House Republicans today walked out of the chamber en masse to protest the Democratic leaders’ refusal to revisit an update of the nation’s domestic wiretapping rules before the current law expires at midnight tomorrow.
Minority Leader John A. Boehner of Ohio led the walkout, saying Democrats were playing political games by calling a vote on contempt charges against White House chief of staff Josh Bolten and former White House counsel Harriet Miers in the 2006 firing of U.S. attorneys.
Republicans say that the wiretapping law should be addressed first and is paramount to national security must be not be allowed to expire.
But House Democrats say they are willing to let the surveillance law lapse Saturday without replacement legislation rather than rush through a bill at the last minute.
The House yesterday rejected a Democratic proposal for a temporary 21-day extension to the nation’s domestic wiretapping laws, setting up a showdown with President Bush, who is insisting on a permanent fix before the current extension expires in two days.
The biggest dispute is a Republican demand to give telecommunications companies legal immunity for their participation in a domestic spying program the president began shortly after the September 11 terrorist attacks. The secret program circumvented a court that oversees such activities.
President Bush supports a Senate bill passed Tuesday that includes the immunity provision, saying it’s necessary because phone companies should not be penalized for helping defend the nation against terrorism. The House passed its own version late last year that doesn’t include the immunity provision.

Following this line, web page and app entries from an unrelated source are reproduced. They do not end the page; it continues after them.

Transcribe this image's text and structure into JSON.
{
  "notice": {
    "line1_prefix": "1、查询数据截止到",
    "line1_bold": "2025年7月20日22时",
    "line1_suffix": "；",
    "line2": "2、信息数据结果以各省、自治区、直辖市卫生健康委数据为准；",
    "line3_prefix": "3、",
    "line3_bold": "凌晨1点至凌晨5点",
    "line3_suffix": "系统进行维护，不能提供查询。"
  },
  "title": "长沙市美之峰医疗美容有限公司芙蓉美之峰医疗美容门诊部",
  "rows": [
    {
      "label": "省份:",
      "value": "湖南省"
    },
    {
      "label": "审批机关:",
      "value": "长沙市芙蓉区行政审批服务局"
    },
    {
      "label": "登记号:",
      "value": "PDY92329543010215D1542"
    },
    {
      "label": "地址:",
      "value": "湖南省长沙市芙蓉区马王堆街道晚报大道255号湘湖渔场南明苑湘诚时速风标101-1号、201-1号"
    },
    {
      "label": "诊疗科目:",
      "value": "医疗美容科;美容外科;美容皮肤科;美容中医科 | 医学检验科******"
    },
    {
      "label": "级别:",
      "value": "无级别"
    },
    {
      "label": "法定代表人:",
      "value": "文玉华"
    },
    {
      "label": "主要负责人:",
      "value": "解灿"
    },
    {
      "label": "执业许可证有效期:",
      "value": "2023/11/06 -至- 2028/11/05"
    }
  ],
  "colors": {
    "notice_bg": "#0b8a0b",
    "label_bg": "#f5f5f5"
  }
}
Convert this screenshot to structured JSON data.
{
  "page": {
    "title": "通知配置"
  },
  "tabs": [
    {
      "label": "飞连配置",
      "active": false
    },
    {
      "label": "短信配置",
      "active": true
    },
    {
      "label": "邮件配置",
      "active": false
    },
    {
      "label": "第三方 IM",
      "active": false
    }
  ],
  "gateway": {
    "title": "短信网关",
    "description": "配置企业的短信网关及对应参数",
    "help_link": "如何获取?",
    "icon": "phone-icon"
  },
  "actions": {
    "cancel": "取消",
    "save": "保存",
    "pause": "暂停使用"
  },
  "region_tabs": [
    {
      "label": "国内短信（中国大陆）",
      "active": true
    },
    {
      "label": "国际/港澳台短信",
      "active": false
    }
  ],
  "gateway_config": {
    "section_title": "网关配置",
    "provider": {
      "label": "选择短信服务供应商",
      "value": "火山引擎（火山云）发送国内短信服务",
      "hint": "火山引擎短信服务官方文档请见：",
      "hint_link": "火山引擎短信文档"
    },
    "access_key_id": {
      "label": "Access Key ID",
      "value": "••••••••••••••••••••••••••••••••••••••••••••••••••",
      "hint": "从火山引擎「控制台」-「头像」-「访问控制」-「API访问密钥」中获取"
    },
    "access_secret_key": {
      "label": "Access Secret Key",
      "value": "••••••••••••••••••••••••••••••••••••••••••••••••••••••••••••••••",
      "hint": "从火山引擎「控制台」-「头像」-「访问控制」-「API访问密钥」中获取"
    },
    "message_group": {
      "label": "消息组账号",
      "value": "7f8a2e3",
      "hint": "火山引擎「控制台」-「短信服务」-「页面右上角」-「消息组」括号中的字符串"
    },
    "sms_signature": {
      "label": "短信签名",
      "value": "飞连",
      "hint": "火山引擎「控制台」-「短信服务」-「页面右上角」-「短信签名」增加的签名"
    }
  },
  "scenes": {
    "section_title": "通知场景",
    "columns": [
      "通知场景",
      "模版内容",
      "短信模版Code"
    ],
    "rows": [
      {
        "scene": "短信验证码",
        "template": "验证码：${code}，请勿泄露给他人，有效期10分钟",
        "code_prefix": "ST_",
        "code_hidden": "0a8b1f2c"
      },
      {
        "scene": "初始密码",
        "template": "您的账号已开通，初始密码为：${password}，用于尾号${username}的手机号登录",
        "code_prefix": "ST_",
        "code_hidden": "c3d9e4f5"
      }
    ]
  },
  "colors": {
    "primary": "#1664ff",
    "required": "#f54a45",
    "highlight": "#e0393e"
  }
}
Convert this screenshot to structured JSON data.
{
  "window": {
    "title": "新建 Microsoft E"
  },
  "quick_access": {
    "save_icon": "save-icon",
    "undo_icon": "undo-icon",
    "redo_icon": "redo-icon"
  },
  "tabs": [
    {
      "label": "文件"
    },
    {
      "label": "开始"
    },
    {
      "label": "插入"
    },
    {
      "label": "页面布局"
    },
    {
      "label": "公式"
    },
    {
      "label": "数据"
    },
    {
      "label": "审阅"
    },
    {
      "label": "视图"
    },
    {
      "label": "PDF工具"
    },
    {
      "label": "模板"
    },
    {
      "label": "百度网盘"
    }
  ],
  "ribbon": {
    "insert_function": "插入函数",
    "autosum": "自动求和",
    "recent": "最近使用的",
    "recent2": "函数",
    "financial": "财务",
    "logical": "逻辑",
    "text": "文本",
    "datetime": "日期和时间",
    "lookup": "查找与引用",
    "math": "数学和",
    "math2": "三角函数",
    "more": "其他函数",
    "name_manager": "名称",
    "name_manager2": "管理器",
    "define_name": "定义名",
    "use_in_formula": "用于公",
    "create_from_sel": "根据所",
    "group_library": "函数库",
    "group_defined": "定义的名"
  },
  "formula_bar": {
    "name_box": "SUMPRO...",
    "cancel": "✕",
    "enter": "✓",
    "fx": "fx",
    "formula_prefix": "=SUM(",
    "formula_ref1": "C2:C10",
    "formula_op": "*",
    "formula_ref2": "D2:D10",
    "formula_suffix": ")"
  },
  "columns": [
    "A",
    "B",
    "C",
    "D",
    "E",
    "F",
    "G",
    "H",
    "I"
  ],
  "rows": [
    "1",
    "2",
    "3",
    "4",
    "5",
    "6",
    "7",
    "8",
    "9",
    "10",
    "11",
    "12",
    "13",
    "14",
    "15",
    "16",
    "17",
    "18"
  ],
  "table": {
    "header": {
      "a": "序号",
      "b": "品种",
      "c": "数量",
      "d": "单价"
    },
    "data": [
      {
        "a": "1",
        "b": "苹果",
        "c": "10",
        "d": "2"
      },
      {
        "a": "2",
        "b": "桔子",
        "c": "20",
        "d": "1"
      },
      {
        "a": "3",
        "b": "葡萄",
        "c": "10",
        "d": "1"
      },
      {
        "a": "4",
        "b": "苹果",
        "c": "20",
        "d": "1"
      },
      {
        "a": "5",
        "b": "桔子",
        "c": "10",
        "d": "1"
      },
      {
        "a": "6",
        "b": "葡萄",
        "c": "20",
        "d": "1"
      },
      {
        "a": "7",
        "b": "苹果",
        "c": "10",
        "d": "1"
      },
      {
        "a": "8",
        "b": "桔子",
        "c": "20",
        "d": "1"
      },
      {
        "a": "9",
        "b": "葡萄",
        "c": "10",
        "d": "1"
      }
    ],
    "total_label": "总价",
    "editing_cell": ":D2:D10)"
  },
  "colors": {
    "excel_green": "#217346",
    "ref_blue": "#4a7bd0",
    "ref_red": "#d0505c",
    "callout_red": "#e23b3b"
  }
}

In todays vote, the House voted 223-32 to hold Mr. Bolten and Ms. Miers in contempt, setting up a possible legal showdown with the Bush administration.
The White House says the roles of Mr. Bolten and Ms. Miers in the attorney firings are protected under executive privilege. Democrats disagree, sayings the president is constitutionally bound to allow the two to testify as party of a Congressional inquiry.
The White House said the Justice Department will not ask the U.S. Attorney to pursue the House contempt charge.
White House counsel Fred Fielding has agreed to make officials and documents available behind closed doors and off the record, but the House Judiciary Committee rejected the offer as inadequate.
The original 1978 FISA law requires the government to obtain a warrant from a special court to conduct foreign intelligence surveillance in the U.S. But changes in telecommunications technology have forced the government to sometimes obtain warrants to spy abroad, because foreign phone calls and other electronic communications now often travel through U.S. networks.
Congress in August passed a six-month FISA extension after Democrats and Republicans failed to reach a compromise on the immunity provision. The extension was to expire Feb. 1, but Congress last month agreed to another 15-day extension.